Unlike a traditional student loan, students who pay for their education using revenue-sharing agreements will not pay a fixed amount each month. Instead, they make payments corresponding to a certain share of their income for a specific period. At Lambda, for example, students using ISAs will pay 17% of their earnings until they’ve paid $30,000 or made two years of payments, whichever comes first.
BPPE contested this last provision of the ISAs. Under the regulator’s agreement with Lambda School, California students’ obligation to pay their ISAs — now called “retail installment contracts” — will no longer automatically end after two years of payments. It won’t make any difference to high-income students who hit the $30,000 cap in two years. But for low-income students, the change equates to a potentially significant increase in lifetime payments.
The Release Clause is essential to the Revenue Sharing Agreement template. One of the great advantages of ISAs over student loans is the transfer of risk from the student to the school. If a student fails to graduate or land a well-paying job, their payments are commensurate with their lower income. If its payments do not fully cover the tuition, the school is responsible for the shortfall. This creates a powerful financial incentive for institutions to provide quality education.
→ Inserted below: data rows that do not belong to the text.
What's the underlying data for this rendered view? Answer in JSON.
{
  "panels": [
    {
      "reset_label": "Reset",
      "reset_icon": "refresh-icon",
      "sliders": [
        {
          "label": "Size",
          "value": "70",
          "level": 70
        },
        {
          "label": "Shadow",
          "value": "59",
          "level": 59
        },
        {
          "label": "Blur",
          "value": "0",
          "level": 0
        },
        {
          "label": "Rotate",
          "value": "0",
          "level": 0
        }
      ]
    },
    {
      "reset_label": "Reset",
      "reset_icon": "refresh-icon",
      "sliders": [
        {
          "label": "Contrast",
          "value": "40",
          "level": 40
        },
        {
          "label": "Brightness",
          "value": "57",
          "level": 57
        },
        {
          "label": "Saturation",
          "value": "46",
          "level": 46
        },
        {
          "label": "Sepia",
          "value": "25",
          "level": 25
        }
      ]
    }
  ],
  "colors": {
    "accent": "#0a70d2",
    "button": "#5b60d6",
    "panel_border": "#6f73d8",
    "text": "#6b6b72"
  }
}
Coding bootcamps, which largely use ISAs instead of traditional student loans, offer a proven path in well-paying jobs. They are faster and cheaper than bachelor’s or master’s degrees and place much more emphasis on career services than traditional universities. In the midst of a pandemic, these primarily online institutions have the potential to play a critical role. At a time when the unemployment rate is over 10%, many people are looking to get a post-secondary education to boost their marketable skills. This is especially true for people with fewer traditional educational credentials, who have suffered the most in the current recession.
Revenue sharing agreements are a key element of this new market. Coding bootcamps and other alternative education providers cannot rely on brand names to attract students like traditional universities can. Students will not automatically be convinced that they are getting a worthwhile educational product. Schools need to build this trust from scratch, and one of the best ways to do this is for the school to take a direct financial interest in the future success of its students.
According to a investigation per Course Report, graduates of coding bootcamps earn a median starting salary of $65,000, a respectable result. But there is a minority who do not complete or find a well-paying job within a few months of graduation, as will be the case with almost any educational program. A traditional college lets these students dry out with the student debt they have accumulated. ISAs protect students by reducing or even waiving payments for low-income students, thereby transferring the financial risk to the school. But with its recent regulatory decision, California has effectively shifted that risk from the school to the student.
The Silicon Valley house has proven surprisingly hostile to innovation. The episode reveals a deeper problem: because ISAs are a new financial innovation, there is not yet a regulatory framework in place to govern them. As a result, regulators enshrine ISAs in decades-old legal frameworks that were never designed for them. Rather than attacking the model, governments should update their rules ensure that revenue-sharing agreements have legal space in which to operate, so that they can continue to offer students a less risky and more flexible option for funding their education beyond high school.